St. Quintinus was a Roman who, his legend tells us, left his country and, attended by St. Lucian of Beauvais, made his way to Gaul. They preached the faith together in that country till they reached Amiens in Picardy, where they parted. St. Quintinus stayed at Amiens, endeavouring by his prayers and labours to make that country a portion of the Lord's vineyard, and the reward of his labours was the crown of martyrdom. The perfect Rictiovarus heard what great progress the Christian faith had made at Amiens, and he ordered Quintinus to be thrown into prison. The next day the holy preacher was brought before the perfect, who tried to win him over with promises and threats; finding him proof against both, he ordered him to be whipped and confined to a dungeon without the liberty of receiving assistance from the faithful. The passio of St. Quintinus is a worthless recital of tortures and marvels. It says that his limbs were stretched with pulleys on the rack till his joints were dislocated, his body torn with iton wire, boiled pitch and oil were poured on his back and lighted torches applied to his sides. By the ministry of an angel he escaped from prison but was taken again while preaching in the market-place. When Rictiovarus left Amiens he commanded Quintinus to be conducted to Augusta Veromanduorum (now Saint-Quentin), where he made fresh attacks upon the confessor of Christ. Ashamed to see himself vanquished by his courage, Rictiovarus ordered him to be tortured anew, and at last his head to be cut off, whereupon a dove issued from the gaping neck and flew away into the heavens. The martyr's body was thrown into the river Somme; but it was recovered by the Christians and buried near the town.

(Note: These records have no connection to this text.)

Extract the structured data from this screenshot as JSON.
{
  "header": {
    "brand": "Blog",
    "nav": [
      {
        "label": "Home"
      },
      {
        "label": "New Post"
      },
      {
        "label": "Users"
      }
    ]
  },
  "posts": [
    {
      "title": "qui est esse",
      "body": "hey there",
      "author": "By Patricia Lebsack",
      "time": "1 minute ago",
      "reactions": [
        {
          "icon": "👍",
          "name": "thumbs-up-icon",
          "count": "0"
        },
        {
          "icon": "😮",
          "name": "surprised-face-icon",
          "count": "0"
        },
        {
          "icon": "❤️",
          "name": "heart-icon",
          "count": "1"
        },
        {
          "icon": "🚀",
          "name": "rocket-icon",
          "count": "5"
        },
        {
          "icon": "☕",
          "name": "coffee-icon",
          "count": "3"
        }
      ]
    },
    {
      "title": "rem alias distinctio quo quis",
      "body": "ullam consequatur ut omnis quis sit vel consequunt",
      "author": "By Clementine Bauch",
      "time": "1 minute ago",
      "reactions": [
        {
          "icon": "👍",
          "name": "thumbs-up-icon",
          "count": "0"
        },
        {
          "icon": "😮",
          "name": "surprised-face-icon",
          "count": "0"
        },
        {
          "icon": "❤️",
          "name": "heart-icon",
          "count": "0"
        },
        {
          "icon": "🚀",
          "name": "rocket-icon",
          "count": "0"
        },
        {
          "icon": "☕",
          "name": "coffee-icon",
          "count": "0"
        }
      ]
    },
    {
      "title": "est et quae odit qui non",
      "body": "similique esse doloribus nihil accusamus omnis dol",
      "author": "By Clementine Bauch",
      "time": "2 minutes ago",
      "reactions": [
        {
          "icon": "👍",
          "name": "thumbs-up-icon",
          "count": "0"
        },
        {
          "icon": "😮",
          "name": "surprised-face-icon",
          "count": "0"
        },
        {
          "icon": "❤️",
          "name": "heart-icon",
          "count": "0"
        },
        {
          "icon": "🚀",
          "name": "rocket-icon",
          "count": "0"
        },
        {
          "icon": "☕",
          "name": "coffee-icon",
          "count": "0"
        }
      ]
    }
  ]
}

Since St. Gregory of Tours already speaks of a church dedicated in honour of St. Quintinus, there can be little reason for questioning the fact that he was an authentic martyr. But the story has been embellished with all sorts of legendary excrescences and is preserved to us in a great variety of forms, of which a list is given in BHL., nn. 6999-7021. Several of these texts, including accounts of the translations of relics, are reproduced in the long article devoted to St. Quintinus in the Acta Sanctorum, October, vol. xiii. Others have since been discovered, notably a number of Carolingian metrical effusions which have been printed in the Analecta Bollandiana, vol. xx (1901), pp. 1-44. It is interesting to note that the legend of Quintinus was already known to Bede; for his notice, see the Martyrologes historiques of Dom Quentin, who believes it to be authentic.
Butler's Lives of The Saints, Herbert J. Thurston, S.J. and Donald Attwater
Nihil Obstat: PATRICIVS MORRIS, S.T.D., L.S.S., CENSOR DEPVTATVS.
Imprimatur: E. MORROGH BERNARD, VICARIVS GENERALIS
WESTMONASTERII: DIE XXIII FEBRVARII MCMLIII